Yes. The company has achieved a revenue CAGR of 44 per cent in the last three years*.
21. Is the company's net debt-to-equity ratio less than one or is its interest-coverage ratio more than two?
No. The company's net debt-to-equity ratio is two times.
22. Is the company free from reliance on huge working capital for day-to-day affairs?
Yes. The company usually receives payments in advance at the beginning of the contract and during the course of the contract that covers most of its expenses. However, its working capital is significantly bloated because of large loans and advances given to related parties to the tune of Rs 1935 crore which came on the books post the demerger. Around 42 per cent of the current assets consist of related party transactions in the form of advances and receivables.

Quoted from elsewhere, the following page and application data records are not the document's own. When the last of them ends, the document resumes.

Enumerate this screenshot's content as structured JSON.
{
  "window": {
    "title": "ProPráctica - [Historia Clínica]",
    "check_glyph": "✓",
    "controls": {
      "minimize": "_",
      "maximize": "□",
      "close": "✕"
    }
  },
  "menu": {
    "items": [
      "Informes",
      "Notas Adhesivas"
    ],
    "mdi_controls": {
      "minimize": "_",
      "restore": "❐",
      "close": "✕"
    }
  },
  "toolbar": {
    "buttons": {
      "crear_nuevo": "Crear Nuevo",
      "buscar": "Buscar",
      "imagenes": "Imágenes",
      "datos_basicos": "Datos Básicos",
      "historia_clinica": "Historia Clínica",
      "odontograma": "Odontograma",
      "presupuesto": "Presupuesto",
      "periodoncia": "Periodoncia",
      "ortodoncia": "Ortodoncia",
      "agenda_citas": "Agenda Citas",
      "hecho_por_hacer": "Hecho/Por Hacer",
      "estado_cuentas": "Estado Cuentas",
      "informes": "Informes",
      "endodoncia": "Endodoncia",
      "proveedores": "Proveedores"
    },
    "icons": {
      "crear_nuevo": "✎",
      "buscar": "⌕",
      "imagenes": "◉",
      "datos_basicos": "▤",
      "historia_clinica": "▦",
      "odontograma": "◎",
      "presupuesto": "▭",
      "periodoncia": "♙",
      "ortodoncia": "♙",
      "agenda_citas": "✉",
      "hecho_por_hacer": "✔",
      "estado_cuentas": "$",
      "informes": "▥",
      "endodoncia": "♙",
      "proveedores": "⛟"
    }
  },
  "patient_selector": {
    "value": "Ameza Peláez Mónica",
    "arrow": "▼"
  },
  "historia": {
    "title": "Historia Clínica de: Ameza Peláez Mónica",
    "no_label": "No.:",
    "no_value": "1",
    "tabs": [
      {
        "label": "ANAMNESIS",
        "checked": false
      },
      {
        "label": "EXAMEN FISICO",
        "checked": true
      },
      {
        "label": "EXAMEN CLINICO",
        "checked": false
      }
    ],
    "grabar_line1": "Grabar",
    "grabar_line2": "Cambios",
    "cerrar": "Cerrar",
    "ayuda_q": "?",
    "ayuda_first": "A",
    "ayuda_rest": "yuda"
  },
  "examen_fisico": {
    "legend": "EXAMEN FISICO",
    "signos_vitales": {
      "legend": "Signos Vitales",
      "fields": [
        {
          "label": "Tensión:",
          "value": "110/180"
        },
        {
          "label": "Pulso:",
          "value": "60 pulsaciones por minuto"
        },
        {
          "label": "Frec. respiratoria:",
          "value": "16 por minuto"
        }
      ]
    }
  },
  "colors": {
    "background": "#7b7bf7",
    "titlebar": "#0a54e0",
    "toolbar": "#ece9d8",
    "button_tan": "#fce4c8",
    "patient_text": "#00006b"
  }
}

23. Can the company run its business without relying on external funding in the next three years?
No. With the massive increase in short-term borrowings and significant negative cash from operations in FY19, it seems highly unlikely.
24. Have the company's short-term borrowings remained stable or declined (not increased by greater than 15 per cent)?
No. There has been a drastic increase in short-term borrowings in FY19 to Rs 2228 crore from Rs 184cr in FY18 due to assuming liabilities in the demerger process.
25. Is the company free from meaningful contingent liabilities?
Yes. There are negligent contingent liabilities reported by the company. However, there are significant litigations against promoters. In addition to this, they have non-fund-based secured borrowings (do not involve inflow of funds but can if the company fails to honour commitment towards its creditors for example bank guarantees) explain what this means to the tune of Rs 3232 cr and unsecured non-fund-based borrowings to the tune of Rs 577 crore.
26. Does the stock offer operating earnings yield of more than eight per cent on its enterprise value?
No. The stock offers an operating yield of 5.91 per cent on its enterprise value calculated on its upper price band.
27. Is the stock's price to earnings less than its peers' median level?
There are no such listed companies that can be direct competitors. However, on the upper price band, the company's PE is around 20 times.
28. Is the stock's price-to-book value less than its peers' average level?
There are no such listed companies that can be direct competitors. However, on the upper price band, the company's PB is around 15 times.
Book running lead managers - ICICI Securities, Axis capital Credit Suisse, Deutsche India, IIFL securities
*All Calculations done on the basis of restated financials of FY18 and FY19 for the demerged company and carved out financials for FY16-FY17
#The lower the score you find here, the riskier the stock
Disclosure: Author may be an applicant in this Initial Public Offering.